US8557878Apr 26, 2011Oct 15, 2013Greatpoint Energy, Inc.Hydromethanation of a carbonaceous feedstock with vanadium recovery
US8647402Sep 18, 2009Feb 11, 2014Greatpoint Energy, Inc.Processes for gasification of a carbonaceous feedstock
US8648121Feb 22, 2012Feb 11, 2014Greatpoint Energy, Inc.Hydromethanation of a carbonaceous feedstock with nickel recovery
US8652222Feb 27, 2009Feb 18, 2014Greatpoint Energy, Inc.Biomass compositions for catalytic gasification

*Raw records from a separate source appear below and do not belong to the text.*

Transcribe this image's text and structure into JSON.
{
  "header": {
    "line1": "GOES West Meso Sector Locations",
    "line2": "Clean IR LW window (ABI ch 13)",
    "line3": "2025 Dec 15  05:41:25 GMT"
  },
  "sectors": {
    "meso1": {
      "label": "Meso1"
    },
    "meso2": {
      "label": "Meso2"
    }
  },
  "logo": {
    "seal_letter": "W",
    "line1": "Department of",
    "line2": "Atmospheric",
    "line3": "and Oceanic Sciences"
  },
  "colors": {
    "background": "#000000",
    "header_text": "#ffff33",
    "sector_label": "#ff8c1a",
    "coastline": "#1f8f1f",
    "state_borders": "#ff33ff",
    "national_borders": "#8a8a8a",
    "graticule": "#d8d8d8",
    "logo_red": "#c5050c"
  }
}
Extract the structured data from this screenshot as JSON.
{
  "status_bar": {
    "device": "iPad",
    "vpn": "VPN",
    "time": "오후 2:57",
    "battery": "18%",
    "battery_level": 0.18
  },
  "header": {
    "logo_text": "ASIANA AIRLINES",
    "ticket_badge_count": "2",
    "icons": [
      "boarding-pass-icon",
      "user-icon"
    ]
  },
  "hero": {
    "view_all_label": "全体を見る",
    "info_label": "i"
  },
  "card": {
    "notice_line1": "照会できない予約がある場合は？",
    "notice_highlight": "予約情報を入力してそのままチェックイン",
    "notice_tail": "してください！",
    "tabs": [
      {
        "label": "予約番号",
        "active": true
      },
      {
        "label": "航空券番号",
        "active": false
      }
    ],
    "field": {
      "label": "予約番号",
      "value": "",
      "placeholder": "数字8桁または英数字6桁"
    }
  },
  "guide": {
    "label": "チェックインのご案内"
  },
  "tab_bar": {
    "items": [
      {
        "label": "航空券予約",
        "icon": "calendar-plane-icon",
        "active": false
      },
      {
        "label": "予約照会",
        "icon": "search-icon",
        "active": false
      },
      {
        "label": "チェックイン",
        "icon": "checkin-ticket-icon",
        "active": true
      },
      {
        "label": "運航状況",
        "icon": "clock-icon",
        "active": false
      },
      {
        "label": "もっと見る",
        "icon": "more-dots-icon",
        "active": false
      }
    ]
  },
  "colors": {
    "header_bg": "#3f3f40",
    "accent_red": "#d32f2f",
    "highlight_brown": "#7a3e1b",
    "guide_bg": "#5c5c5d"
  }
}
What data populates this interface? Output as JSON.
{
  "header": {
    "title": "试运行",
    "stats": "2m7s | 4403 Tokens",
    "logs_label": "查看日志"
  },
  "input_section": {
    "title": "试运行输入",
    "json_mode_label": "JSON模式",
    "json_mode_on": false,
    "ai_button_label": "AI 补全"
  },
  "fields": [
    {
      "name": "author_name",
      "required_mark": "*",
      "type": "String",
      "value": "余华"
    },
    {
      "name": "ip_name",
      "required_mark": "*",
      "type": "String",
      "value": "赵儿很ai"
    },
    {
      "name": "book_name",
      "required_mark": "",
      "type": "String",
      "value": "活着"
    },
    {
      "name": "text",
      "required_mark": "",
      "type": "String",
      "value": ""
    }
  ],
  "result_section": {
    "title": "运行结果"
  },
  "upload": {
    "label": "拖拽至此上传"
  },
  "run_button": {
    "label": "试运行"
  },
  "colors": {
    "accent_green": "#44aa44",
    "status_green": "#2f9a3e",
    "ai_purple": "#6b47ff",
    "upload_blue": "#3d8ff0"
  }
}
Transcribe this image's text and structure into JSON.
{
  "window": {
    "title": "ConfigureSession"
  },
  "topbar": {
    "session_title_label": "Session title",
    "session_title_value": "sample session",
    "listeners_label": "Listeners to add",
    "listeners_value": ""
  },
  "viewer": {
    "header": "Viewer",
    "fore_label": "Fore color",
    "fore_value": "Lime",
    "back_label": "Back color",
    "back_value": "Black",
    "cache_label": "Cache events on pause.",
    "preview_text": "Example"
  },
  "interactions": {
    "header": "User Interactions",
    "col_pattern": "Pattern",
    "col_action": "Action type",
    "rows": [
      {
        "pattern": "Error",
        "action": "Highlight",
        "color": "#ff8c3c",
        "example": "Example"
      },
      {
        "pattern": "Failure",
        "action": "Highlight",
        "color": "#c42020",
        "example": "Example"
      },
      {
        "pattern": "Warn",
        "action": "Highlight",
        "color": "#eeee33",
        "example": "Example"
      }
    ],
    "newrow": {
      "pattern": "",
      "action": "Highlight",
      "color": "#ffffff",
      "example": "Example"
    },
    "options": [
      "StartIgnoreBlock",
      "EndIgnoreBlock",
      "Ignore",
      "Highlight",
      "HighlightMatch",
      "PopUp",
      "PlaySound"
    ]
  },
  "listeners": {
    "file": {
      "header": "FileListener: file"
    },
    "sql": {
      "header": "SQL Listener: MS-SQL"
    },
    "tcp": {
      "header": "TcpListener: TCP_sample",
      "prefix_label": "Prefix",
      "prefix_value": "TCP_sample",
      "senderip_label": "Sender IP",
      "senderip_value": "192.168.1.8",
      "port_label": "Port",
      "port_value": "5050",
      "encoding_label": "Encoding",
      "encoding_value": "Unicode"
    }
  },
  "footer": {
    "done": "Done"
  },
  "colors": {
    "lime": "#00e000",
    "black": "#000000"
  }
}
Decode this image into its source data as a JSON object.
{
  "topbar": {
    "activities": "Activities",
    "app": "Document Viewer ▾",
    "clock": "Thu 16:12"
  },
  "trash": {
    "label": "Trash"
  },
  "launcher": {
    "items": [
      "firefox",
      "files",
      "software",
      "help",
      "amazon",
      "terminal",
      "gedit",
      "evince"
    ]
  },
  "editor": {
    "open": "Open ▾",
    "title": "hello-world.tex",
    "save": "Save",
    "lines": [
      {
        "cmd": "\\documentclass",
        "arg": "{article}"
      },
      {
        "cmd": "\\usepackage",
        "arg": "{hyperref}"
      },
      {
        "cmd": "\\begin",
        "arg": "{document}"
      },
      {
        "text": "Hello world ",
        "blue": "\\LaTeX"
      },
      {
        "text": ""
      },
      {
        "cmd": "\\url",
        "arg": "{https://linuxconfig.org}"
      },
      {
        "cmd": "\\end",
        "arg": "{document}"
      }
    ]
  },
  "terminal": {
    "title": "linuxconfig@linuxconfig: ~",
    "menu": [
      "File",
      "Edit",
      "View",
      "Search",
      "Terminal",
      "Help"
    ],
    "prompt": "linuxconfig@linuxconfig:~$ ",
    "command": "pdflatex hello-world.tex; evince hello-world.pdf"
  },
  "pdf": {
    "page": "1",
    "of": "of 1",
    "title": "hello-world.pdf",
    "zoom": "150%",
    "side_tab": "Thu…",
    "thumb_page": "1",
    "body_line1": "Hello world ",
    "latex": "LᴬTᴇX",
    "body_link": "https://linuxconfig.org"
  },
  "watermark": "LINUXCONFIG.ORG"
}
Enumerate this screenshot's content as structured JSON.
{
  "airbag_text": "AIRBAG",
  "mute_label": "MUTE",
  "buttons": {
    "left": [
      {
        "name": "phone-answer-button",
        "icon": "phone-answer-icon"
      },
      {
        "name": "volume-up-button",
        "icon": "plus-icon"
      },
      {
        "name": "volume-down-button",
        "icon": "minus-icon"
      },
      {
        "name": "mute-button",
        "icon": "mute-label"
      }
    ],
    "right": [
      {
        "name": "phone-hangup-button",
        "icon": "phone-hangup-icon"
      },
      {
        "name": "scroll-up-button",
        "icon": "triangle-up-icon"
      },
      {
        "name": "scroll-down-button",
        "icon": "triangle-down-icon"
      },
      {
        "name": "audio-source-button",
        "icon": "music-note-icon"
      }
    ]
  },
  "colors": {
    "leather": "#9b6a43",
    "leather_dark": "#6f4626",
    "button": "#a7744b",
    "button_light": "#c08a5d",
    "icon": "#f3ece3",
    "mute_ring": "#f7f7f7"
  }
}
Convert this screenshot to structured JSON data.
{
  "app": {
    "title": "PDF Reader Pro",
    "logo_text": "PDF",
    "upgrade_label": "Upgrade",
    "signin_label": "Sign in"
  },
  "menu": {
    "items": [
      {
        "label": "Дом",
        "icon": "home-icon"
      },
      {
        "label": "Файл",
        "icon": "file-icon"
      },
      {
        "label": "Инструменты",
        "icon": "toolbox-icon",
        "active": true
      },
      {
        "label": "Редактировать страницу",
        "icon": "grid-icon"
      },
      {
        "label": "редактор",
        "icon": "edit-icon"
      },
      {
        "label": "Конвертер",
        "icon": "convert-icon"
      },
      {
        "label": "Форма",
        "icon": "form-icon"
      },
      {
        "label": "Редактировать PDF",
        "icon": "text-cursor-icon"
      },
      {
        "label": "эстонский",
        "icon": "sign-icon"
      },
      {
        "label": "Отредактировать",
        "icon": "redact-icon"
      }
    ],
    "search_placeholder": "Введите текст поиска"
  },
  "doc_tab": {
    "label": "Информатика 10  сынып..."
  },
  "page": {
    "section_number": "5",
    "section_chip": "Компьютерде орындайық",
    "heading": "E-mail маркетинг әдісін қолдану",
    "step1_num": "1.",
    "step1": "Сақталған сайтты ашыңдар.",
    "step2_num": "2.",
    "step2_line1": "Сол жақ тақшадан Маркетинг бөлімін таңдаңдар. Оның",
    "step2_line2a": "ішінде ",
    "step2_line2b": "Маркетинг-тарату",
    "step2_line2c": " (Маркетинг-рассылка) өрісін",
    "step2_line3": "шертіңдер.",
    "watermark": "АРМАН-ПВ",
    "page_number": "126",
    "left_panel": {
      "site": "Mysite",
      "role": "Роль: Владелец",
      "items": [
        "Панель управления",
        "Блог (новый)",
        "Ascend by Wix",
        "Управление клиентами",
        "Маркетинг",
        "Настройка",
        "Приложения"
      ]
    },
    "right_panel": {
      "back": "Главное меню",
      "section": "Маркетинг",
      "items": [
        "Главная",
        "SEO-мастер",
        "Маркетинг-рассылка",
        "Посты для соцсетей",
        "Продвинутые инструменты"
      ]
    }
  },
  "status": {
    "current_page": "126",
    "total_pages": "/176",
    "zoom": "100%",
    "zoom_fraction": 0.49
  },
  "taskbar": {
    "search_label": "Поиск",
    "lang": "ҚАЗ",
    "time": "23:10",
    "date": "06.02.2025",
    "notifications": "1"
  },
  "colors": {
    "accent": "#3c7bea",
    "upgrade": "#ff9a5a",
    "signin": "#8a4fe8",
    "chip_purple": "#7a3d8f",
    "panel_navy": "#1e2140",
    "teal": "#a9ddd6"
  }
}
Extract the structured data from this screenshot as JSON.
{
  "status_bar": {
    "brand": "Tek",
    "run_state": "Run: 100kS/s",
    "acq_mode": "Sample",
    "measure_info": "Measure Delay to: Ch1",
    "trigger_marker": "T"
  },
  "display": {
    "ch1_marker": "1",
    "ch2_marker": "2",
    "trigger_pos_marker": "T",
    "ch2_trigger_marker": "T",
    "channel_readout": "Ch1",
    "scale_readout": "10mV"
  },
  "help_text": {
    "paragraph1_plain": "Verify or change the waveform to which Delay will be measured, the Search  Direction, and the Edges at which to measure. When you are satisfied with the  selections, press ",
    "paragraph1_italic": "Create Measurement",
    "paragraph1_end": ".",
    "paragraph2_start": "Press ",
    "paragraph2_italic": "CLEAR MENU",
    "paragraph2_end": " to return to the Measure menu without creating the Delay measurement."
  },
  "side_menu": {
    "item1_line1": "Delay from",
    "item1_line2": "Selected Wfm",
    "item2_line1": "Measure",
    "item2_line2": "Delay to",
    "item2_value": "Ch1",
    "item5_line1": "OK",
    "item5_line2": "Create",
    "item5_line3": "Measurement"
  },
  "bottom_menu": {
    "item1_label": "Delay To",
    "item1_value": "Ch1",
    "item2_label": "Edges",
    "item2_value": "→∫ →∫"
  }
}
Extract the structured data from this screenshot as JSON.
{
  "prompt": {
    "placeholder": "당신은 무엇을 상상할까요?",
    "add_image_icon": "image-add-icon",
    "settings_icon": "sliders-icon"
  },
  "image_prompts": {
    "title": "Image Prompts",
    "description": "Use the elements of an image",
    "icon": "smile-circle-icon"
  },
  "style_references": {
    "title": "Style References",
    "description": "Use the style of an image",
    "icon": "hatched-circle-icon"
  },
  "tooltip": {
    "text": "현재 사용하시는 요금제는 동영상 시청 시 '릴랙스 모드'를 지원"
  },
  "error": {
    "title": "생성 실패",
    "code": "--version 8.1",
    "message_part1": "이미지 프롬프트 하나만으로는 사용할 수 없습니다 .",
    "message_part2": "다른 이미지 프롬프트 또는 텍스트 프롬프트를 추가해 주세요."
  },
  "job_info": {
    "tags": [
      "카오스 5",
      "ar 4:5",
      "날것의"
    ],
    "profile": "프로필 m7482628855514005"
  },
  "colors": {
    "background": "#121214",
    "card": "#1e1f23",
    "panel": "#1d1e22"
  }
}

US8652696Mar 3, 2011Feb 18, 2014Greatpoint Energy, Inc.Integrated hydromethanation fuel cell power generation
US8653149May 26, 2011Feb 18, 2014Greatpoint Energy, Inc.Conversion of liquid heavy hydrocarbon feedstocks to gaseous products
US8669013Feb 21, 2011Mar 11, 2014Greatpoint Energy, Inc.Integrated hydromethanation fuel cell power generation
US8709113Feb 27, 2009Apr 29, 2014Greatpoint Energy, Inc.Steam generation processes utilizing biomass feedstocks
US8728182May 12, 2010May 20, 2014Greatpoint Energy, Inc.Processes for hydromethanation of a carbonaceous feedstock
US8728183May 12, 2010May 20, 2014Greatpoint Energy, Inc.Processes for hydromethanation of a carbonaceous feedstock
US8733459Dec 16, 2010May 27, 2014Greatpoint Energy, Inc.Integrated enhanced oil recovery process
US8734547Dec 29, 2009May 27, 2014Greatpoint Energy, Inc.Processes for preparing a catalyzed carbonaceous particulate
US8734548Dec 29, 2009May 27, 2014Greatpoint Energy, Inc.Processes for preparing a catalyzed coal particulate
US8748687Aug 17, 2011Jun 10, 2014Greatpoint Energy, Inc.Hydromethanation of a carbonaceous feedstock
U.S. Classification241/165.5, 241/186.5, 415/74, 241/161, 241/246, 417/247, 241/280, 415/62, 415/121.3, 241/278.1, 241/46.17, 415/143, 241/46.2, 415/121.1, 241/46.6
International ClassificationF04D11/00
Cooperative ClassificationF04D11/005
European ClassificationF04D11/00B